Make an exact copy of the data below, leaving out every picture.

Source information Start Marker

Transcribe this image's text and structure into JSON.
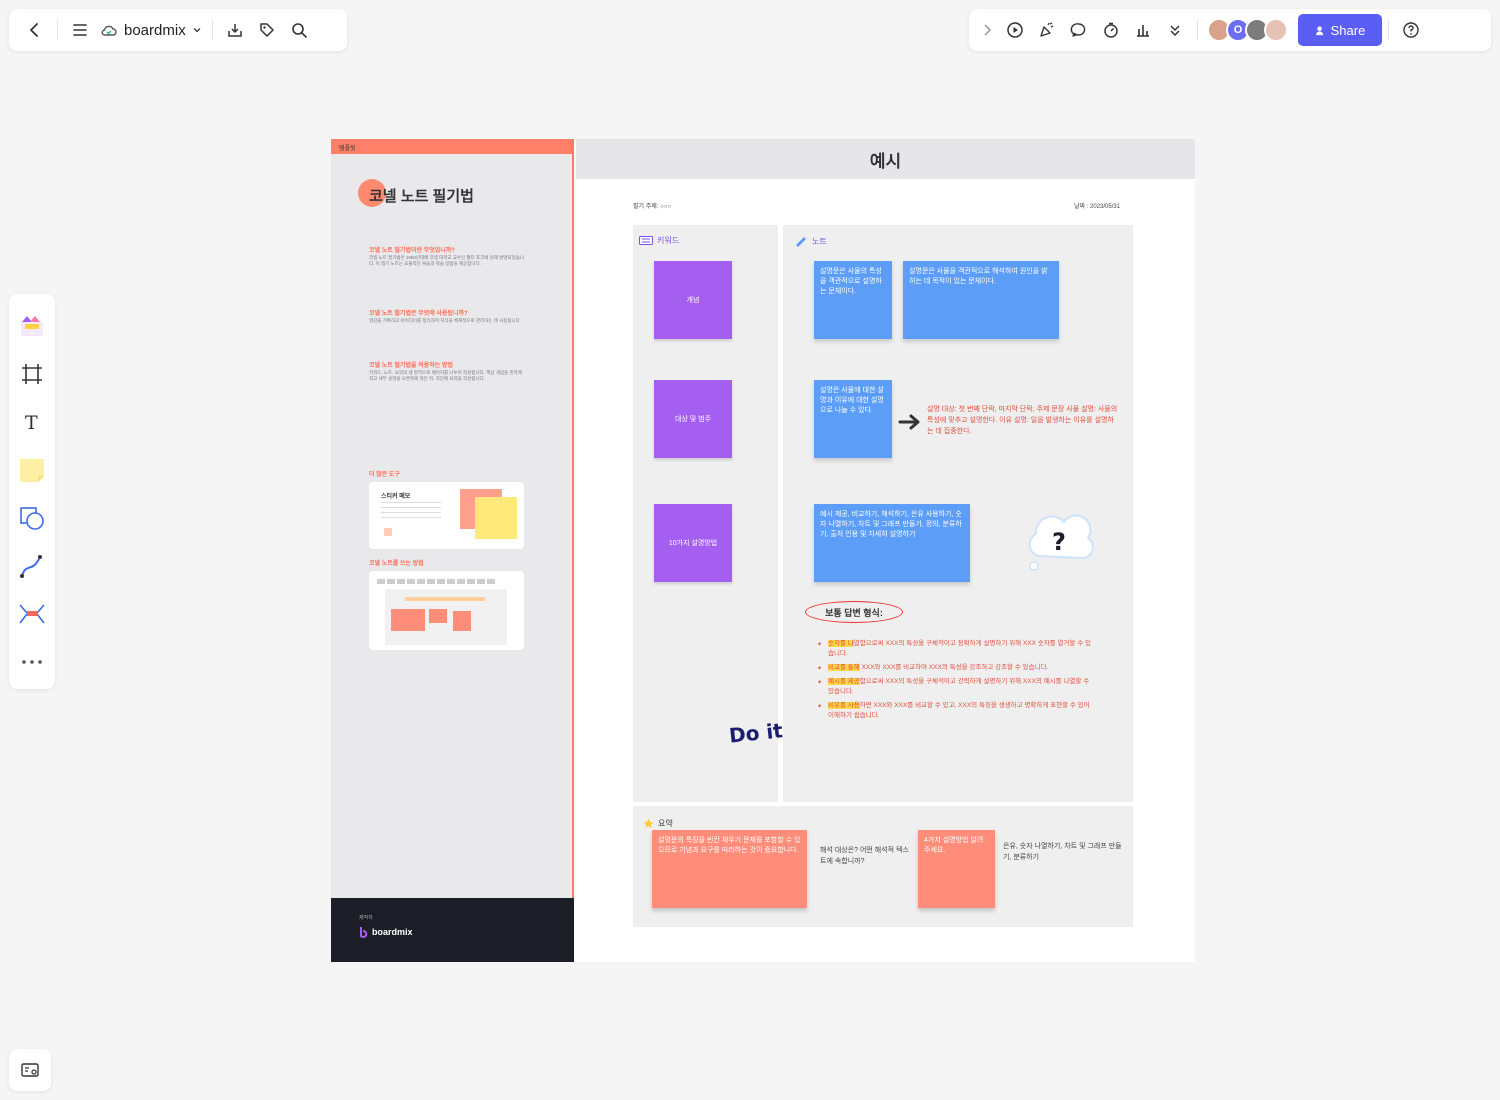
{
  "topbar": {
    "brand": "boardmix",
    "share_label": "Share",
    "avatar_letter": "O"
  },
  "board": {
    "side": {
      "strip": "템플릿",
      "title": "코넬 노트 필기법",
      "h1": "코넬 노트 필기법이란 무엇입니까?",
      "p1": "코넬 노트 필기법은 1950년대에 코넬 대학교 교수인 월터 포크에 의해 발명되었습니다. 이 필기 노트는 효율적인 복습과 학습 방법을 제공합니다.",
      "h2": "코넬 노트 필기법은 무엇에 사용됩니까?",
      "p2": "영감을 기록하고 아이디어를 정리하며 지식을 체계적으로 관리하는 데 사용됩니다.",
      "h3": "코넬 노트 필기법을 적용하는 방법",
      "p3": "키워드, 노트, 요약의 세 영역으로 페이지를 나누어 작성합니다. 핵심 개념을 왼쪽에 적고 세부 설명을 오른쪽에 적은 뒤, 하단에 요약을 작성합니다.",
      "h4": "더 많은 도구",
      "card1_title": "스티커 메모",
      "h5": "코넬 노트를 쓰는 방법",
      "foot_label": "제작자",
      "foot_logo": "boardmix"
    },
    "main": {
      "header": "예시",
      "meta_left": "필기 주제: ○○○",
      "meta_right": "날짜 : 2023/05/31",
      "keyword_label": "키워드",
      "note_label": "노트",
      "summary_label": "요약",
      "kw1": "개념",
      "kw2": "대상 및 범주",
      "kw3": "10가지 설명방법",
      "blue1": "설명문은 사물의 특성을 객관적으로 설명하는 문체이다.",
      "blue2": "설명문은 사물을 객관적으로 해석하여 원인을 밝히는 데 목적이 있는 문체이다.",
      "blue3": "설명은 사물에 대한 설명과 이유에 대한 설명으로 나눌 수 있다.",
      "red_expl": "설명 대상: 첫 번째 단락, 마지막 단락, 주제 문장 사물 설명: 사물의 특성에 맞추고 설명한다. 이유 설명: 일을 발생하는 이유를 설명하는 데 집중한다.",
      "blue4": "예시 제공, 비교하기, 해석하기, 은유 사용하기, 숫자 나열하기, 차트 및 그래프 만들기, 정의, 분류하기, 출처 인용 및 자세히 설명하기",
      "answer_title": "보통 답변 형식:",
      "bullets": [
        {
          "hl": "숫자를 나",
          "rest": "열함으로써 XXX의 특성을 구체적이고 정확하게 설명하기 위해 XXX 숫자를 열거할 수 있습니다."
        },
        {
          "hl": "비교를 통해",
          "rest": " XXX와 XXX를 비교하여 XXX의 특성을 강조하고 강조할 수 있습니다."
        },
        {
          "hl": "예시를 제공",
          "rest": "함으로써 XXX의 특성을 구체적이고 강력하게 설명하기 위해 XXX의 예시를 나열할 수 있습니다."
        },
        {
          "hl": "비유를 사용",
          "rest": "하면 XXX와 XXX를 비교할 수 있고, XXX의 특징을 생생하고 명확하게 표현할 수 있어 이해하기 쉽습니다."
        }
      ],
      "doit": "Do it",
      "sum1": "설명문의 특징을 빈칸 채우기 문제를 포함할 수 있으므로 기념과 요구를 따라하는 것이 중요합니다.",
      "sum_q": "해석 대상은? 어떤 해석적 텍스트에 속합니까?",
      "sum2": "4가지 설명방법 알려주세요.",
      "sum_a": "은유, 숫자 나열하기, 차트 및 그래프 만들기, 분류하기"
    }
  },
  "colors": {
    "accent": "#5b5ef4",
    "purple_note": "#a45ef0",
    "blue_note": "#5b9df7",
    "salmon_note": "#ff8d79",
    "red_text": "#e0503c"
  }
}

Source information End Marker

__Answer to this exercise__:
Transcribe this image's text and structure into JSON.
{
  "topbar": {
    "brand": "boardmix",
    "share_label": "Share",
    "avatar_letter": "O"
  },
  "board": {
    "side": {
      "strip": "템플릿",
      "title": "코넬 노트 필기법",
      "h1": "코넬 노트 필기법이란 무엇입니까?",
      "p1": "코넬 노트 필기법은 1950년대에 코넬 대학교 교수인 월터 포크에 의해 발명되었습니다. 이 필기 노트는 효율적인 복습과 학습 방법을 제공합니다.",
      "h2": "코넬 노트 필기법은 무엇에 사용됩니까?",
      "p2": "영감을 기록하고 아이디어를 정리하며 지식을 체계적으로 관리하는 데 사용됩니다.",
      "h3": "코넬 노트 필기법을 적용하는 방법",
      "p3": "키워드, 노트, 요약의 세 영역으로 페이지를 나누어 작성합니다. 핵심 개념을 왼쪽에 적고 세부 설명을 오른쪽에 적은 뒤, 하단에 요약을 작성합니다.",
      "h4": "더 많은 도구",
      "card1_title": "스티커 메모",
      "h5": "코넬 노트를 쓰는 방법",
      "foot_label": "제작자",
      "foot_logo": "boardmix"
    },
    "main": {
      "header": "예시",
      "meta_left": "필기 주제: ○○○",
      "meta_right": "날짜 : 2023/05/31",
      "keyword_label": "키워드",
      "note_label": "노트",
      "summary_label": "요약",
      "kw1": "개념",
      "kw2": "대상 및 범주",
      "kw3": "10가지 설명방법",
      "blue1": "설명문은 사물의 특성을 객관적으로 설명하는 문체이다.",
      "blue2": "설명문은 사물을 객관적으로 해석하여 원인을 밝히는 데 목적이 있는 문체이다.",
      "blue3": "설명은 사물에 대한 설명과 이유에 대한 설명으로 나눌 수 있다.",
      "red_expl": "설명 대상: 첫 번째 단락, 마지막 단락, 주제 문장 사물 설명: 사물의 특성에 맞추고 설명한다. 이유 설명: 일을 발생하는 이유를 설명하는 데 집중한다.",
      "blue4": "예시 제공, 비교하기, 해석하기, 은유 사용하기, 숫자 나열하기, 차트 및 그래프 만들기, 정의, 분류하기, 출처 인용 및 자세히 설명하기",
      "answer_title": "보통 답변 형식:",
      "bullets": [
        {
          "hl": "숫자를 나",
          "rest": "열함으로써 XXX의 특성을 구체적이고 정확하게 설명하기 위해 XXX 숫자를 열거할 수 있습니다."
        },
        {
          "hl": "비교를 통해",
          "rest": " XXX와 XXX를 비교하여 XXX의 특성을 강조하고 강조할 수 있습니다."
        },
        {
          "hl": "예시를 제공",
          "rest": "함으로써 XXX의 특성을 구체적이고 강력하게 설명하기 위해 XXX의 예시를 나열할 수 있습니다."
        },
        {
          "hl": "비유를 사용",
          "rest": "하면 XXX와 XXX를 비교할 수 있고, XXX의 특징을 생생하고 명확하게 표현할 수 있어 이해하기 쉽습니다."
        }
      ],
      "doit": "Do it",
      "sum1": "설명문의 특징을 빈칸 채우기 문제를 포함할 수 있으므로 기념과 요구를 따라하는 것이 중요합니다.",
      "sum_q": "해석 대상은? 어떤 해석적 텍스트에 속합니까?",
      "sum2": "4가지 설명방법 알려주세요.",
      "sum_a": "은유, 숫자 나열하기, 차트 및 그래프 만들기, 분류하기"
    }
  },
  "colors": {
    "accent": "#5b5ef4",
    "purple_note": "#a45ef0",
    "blue_note": "#5b9df7",
    "salmon_note": "#ff8d79",
    "red_text": "#e0503c"
  }
}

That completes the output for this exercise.